Here’s a little about my background:‬‪ I was born in Whittier, California, and grew up in the southern parts of Arizona and California. Depending whether you’re talking about my mother's or my father’s side, I am somewhere between second and third-generation Mexican-American. My parents both consider themselves Chicano.

They divorced when I was 13 years old, and my dad moved to San Diego. So, while I attended 2nd grade through high school in Tucson, my vacations and holidays were on the beaches of California. ‬‪

While attending Northern Arizona University I saw a flyer one day for auditions for the campus television station, U-TV.‬‪ This caught my attention because I'd always known I wanted to work in TV news.

I showed up, along with a bunch of other students, to read the tele-prompter for the other students who were "in charge." It was a pretty sophisticated little station we ran.

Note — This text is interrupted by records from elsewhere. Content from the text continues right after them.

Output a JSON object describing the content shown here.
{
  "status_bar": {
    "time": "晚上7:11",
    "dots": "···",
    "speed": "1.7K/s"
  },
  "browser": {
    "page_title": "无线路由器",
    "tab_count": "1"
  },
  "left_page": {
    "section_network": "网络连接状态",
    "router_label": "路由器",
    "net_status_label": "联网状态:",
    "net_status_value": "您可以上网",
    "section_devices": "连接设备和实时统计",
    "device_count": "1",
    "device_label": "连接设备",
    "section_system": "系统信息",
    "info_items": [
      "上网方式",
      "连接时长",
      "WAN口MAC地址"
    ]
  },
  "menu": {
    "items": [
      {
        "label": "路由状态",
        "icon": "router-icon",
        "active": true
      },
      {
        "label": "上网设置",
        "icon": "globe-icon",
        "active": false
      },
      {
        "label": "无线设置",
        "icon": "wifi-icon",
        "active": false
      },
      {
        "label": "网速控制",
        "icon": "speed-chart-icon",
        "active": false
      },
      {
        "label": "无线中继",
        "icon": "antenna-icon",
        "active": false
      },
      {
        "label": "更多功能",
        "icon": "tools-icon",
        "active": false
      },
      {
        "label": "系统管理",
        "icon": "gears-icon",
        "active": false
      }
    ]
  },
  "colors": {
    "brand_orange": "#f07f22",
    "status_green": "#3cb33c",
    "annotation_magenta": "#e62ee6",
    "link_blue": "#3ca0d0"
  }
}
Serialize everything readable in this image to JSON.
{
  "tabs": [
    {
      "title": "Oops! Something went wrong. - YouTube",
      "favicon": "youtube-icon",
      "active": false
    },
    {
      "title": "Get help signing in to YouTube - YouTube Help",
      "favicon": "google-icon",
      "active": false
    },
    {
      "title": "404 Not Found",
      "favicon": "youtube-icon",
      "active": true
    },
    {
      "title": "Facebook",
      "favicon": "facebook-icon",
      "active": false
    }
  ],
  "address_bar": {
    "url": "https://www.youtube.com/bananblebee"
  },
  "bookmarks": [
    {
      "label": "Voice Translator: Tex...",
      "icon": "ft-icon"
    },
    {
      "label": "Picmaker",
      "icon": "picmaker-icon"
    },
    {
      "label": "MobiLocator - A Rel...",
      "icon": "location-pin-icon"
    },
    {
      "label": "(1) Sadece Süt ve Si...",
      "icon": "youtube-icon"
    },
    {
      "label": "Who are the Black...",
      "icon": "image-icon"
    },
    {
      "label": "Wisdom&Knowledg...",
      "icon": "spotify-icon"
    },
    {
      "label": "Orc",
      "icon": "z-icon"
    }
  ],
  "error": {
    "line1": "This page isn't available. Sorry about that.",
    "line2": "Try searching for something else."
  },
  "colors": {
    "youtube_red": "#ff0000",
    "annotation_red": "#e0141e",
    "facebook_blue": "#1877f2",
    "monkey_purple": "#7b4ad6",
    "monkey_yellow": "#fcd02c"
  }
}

It was an entirely student-run operation. There were multiple shows for a variety of interests, including a music video program.

For the rest of my college career, U-TV was IT, as far as I was concerned. I threw myself into anything that had to do with what we considered our main newscast. I produced, reported, directed and floor directed. I was, for lack of a better term, obsessed.

Looking back I wish I hadn't taken myself, and life, so seriously. But the hard work paid off. I applied for and received a fellowship with the International Radio and Television Society (IRTS) that took me to New York City for an internship at CBS News after graduation.

When summer ended, I went to San Diego to look for my first job in the industry, which ended up being on the assignment desk at the NBC station. My goal, at the time, was to become a field producer.

Until then, I'd shrugged off suggestions to pursue an on-camera career. I was interested in the behind-the-scenes, but more, I just didn't think I could do live TV. I had terrible stage fright and truth be told, still do. I also struggle with debilitating shyness.

What I didn't know at the time, but have come to learn through my 15 years in this medium, none of that matters. With the urging of a colleague, I put a resume tape together with the help of newsroom staffers. I applied for a reporter job in Bakersfield, California, and was terrified when they hired me as weekend anchor.

What I found when I did my first live shot and then newscast is that, because I couldn't see who I was talking to, I didn't have the fear I still get talking to a class of children.

From there I went to Fresno for a couple of years before coming to Fox News, which has been home to some of the best years of my life.

When asked for advice on getting into this industry, I encourage young folks to look for experience where they can get it. Whether it's by internship, fellowship or entry level position, it will help in ways that are unimaginable.

As I've learned, your industry friends and co-workers are the ones who will help you.

One other thing, keep your mind open to unexpected opportunity and encouragement. In my case it worked and I know countless others who climbed high because they tried something they didn't think they could do.

Alicia Acuña is a Fox News correspondent, based out of the Denver bureau.

Follow us on
Like us at